Child Health Day was first proclaimed in 1928 by President Calvin Coolidge. It is observed on the first Monday of October each year. Organizations such as the American Child Health Association, the American Federation of Labor, and the General Federation of Women’s Clubs were the original supporters of this special day of observance.
Why is Child Health Day Important?
Child Health Day helps spark or increase people’s awareness of ways to minimize or alleviate health problems faced by children in America. The day focuses on a range of child health issues such as prenatal care, adolescent health, the impact of daycare on a child’s development, preventing injuries, and healthy eating and lifestyle choices. According to the Heath Resources and Services Administration, about one in six children between 2 and 19 in the United States is overweight. This is a risk factor for serious health consequences including asthma, diabetes and heart disease.

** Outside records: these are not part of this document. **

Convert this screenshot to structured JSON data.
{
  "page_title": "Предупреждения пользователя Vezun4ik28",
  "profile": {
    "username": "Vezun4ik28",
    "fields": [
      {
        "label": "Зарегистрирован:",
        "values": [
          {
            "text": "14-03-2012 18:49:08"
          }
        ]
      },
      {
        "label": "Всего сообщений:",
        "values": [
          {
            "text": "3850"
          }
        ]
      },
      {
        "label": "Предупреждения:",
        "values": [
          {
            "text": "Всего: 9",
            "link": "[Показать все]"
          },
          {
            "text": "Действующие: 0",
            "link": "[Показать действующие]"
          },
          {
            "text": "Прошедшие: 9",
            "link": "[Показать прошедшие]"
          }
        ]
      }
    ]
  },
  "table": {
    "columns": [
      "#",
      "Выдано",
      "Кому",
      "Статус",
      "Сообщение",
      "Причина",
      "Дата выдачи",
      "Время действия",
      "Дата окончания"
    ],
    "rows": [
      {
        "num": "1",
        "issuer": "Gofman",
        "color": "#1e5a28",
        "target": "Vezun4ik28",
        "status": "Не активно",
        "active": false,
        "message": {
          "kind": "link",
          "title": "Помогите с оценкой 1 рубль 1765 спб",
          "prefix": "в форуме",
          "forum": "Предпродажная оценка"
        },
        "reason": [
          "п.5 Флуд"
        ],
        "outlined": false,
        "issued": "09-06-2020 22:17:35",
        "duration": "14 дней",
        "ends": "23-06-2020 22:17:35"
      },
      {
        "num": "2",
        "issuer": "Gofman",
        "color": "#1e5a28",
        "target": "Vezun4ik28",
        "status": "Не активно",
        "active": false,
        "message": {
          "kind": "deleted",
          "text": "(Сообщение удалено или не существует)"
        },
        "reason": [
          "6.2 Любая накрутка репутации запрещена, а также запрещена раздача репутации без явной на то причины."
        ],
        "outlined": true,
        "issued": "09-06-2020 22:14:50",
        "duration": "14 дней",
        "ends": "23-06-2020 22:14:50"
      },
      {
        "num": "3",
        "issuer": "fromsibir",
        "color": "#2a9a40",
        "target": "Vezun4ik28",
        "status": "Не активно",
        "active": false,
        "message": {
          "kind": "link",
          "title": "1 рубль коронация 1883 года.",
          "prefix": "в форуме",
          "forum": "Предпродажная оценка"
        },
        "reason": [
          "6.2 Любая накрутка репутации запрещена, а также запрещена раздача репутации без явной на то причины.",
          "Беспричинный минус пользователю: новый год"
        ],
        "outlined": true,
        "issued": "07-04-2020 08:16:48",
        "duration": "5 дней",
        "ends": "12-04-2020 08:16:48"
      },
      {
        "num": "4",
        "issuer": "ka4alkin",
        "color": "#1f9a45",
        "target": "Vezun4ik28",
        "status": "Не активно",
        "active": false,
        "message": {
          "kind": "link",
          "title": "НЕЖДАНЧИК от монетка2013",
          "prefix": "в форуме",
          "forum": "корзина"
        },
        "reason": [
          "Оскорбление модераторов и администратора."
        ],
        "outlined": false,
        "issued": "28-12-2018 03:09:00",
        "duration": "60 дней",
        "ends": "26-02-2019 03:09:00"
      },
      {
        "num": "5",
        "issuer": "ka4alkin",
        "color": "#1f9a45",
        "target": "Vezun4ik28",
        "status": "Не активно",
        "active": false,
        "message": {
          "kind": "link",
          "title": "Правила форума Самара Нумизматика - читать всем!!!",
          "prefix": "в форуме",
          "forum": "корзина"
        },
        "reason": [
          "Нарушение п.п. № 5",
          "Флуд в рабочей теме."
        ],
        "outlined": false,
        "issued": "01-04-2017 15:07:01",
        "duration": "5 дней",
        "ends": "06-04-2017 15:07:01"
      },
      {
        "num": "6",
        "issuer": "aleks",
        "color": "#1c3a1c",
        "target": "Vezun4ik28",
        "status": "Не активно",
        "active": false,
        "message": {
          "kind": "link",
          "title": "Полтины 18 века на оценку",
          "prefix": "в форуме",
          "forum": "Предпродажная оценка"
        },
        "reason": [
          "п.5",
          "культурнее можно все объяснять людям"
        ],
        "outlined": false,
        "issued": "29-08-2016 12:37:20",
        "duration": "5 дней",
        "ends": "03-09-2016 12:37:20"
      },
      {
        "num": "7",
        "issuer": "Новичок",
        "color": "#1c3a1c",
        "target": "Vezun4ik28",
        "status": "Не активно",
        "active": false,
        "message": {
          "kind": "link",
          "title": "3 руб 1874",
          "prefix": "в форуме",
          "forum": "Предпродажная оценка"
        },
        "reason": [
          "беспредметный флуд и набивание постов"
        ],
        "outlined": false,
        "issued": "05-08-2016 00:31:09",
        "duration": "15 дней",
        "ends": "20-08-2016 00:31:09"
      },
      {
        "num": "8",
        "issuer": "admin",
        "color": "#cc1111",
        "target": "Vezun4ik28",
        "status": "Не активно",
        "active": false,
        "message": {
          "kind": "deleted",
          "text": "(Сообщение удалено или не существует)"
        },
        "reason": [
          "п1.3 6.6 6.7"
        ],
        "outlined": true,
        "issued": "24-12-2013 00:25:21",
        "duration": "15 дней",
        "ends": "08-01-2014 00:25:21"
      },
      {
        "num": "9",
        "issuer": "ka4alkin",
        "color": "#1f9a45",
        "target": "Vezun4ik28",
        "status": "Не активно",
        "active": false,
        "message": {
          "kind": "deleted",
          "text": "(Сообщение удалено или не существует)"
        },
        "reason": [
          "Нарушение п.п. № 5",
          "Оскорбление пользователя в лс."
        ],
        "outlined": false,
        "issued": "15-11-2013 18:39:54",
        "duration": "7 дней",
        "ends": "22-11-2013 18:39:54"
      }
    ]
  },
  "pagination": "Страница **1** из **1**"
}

How is Child Health Day Observed?
Health professionals and health organizations across the United States take part in this day through various activities and events. The Health Resources and Services Administration (HRSA) takes on an active role in providing educational resources for parents, children and schools about issues such as healthy choices, fitness, and child obesity prevention.
The Maternal and Child Health Library also actively participates in Child Health Day through activities that focus on healthy eating and physical activity for children and their parents or parental figures. The library provides information on nutrition for children and adolescents, the importance of physical activity, and nutrition for pregnant women. Michael Lu, MD, MPH, Associate Administrator, Maternal and Child Health, states, “We envision an America where all children and families are healthy and thriving, where every child and family – regardless of circumstances – has a fair shot at reaching their fullest potential.”
How Can Massage Therapists Observe Child Health Day?
Massage therapists are well aware of the many scientifically backed studies that show a wide ranging positive benefit of infant massage on our children. We at the Institute of Somatic Therapy encourage all of our Certified Infant Massage Therapists/Instructors to hold a free infant massage class in celebration of Child Health Day.
Click here to learn more about becoming a Certified Infant Massage Therapist, through the Institute of Somatic Therapy.
Flu season is nearly here, and the push for flu vaccinations will be starting. Pregnant women need to give careful consideration to whether or not they should receive the vaccine.
Flu vaccine package inserts state that safety and effectiveness have NOT been established in pregnant women. This means there are no studies showing pregnant women will benefit from flu vaccination. Nor are there any studies to support the claim that getting vaccinated during pregnancy is in fact safe.
What are the risks of flu vaccination during pregnancy?
An article by Dr. Joseph Mercola states, “Research has shown that stimulating a woman’s immune system during midterm and later-term pregnancy significantly increases the risk that her baby will develop autism during childhood, and/or schizophrenia during the teenage years or early adulthood. It may also increase the risk of seizures in the baby, and later, as an adult. In fact, a number of neurodevelopmental and behavioral problems can occur in babies born to women immunologically stimulated during pregnancy.” (Click here to read the article.)
Where can pregnant women get information about vaccine safety during pregnancy?
The National Vaccine Information Center (NVIC) is a national charitable, non-profit educational organization founded in 1982. NVIC launched the vaccine safety and informed consent movement in America in the early 1980’s and is the oldest and largest consumer led organization advocating for the institution of vaccine safety and informed consent protections in the public health system.
Barbara Loe Fisher, Co-Founder and President of NVIC, writes in a November 2013 article posted on their website: “Although since the 1970’s public health officials have recommended influenza vaccinations for pregnant women in the second or third trimester, relatively few obstetricians promoted the vaccine until the past decade when, in 2006, the Centers for Disease Control (CDC) strengthened recommendations that all pregnant women, healthy or not, should get a flu shot in any trimester…. With these recommendations, the time-honored rule of avoiding any potential toxic exposure that might interfere with the normal development of the fetus has been suspended and replaced with an assumption that vaccination during pregnancy is safe.”
NVIC encourages you to become fully informed about the risks and complications of diseases and vaccines and speak with one or more trusted health care professionals before making a vaccination decision.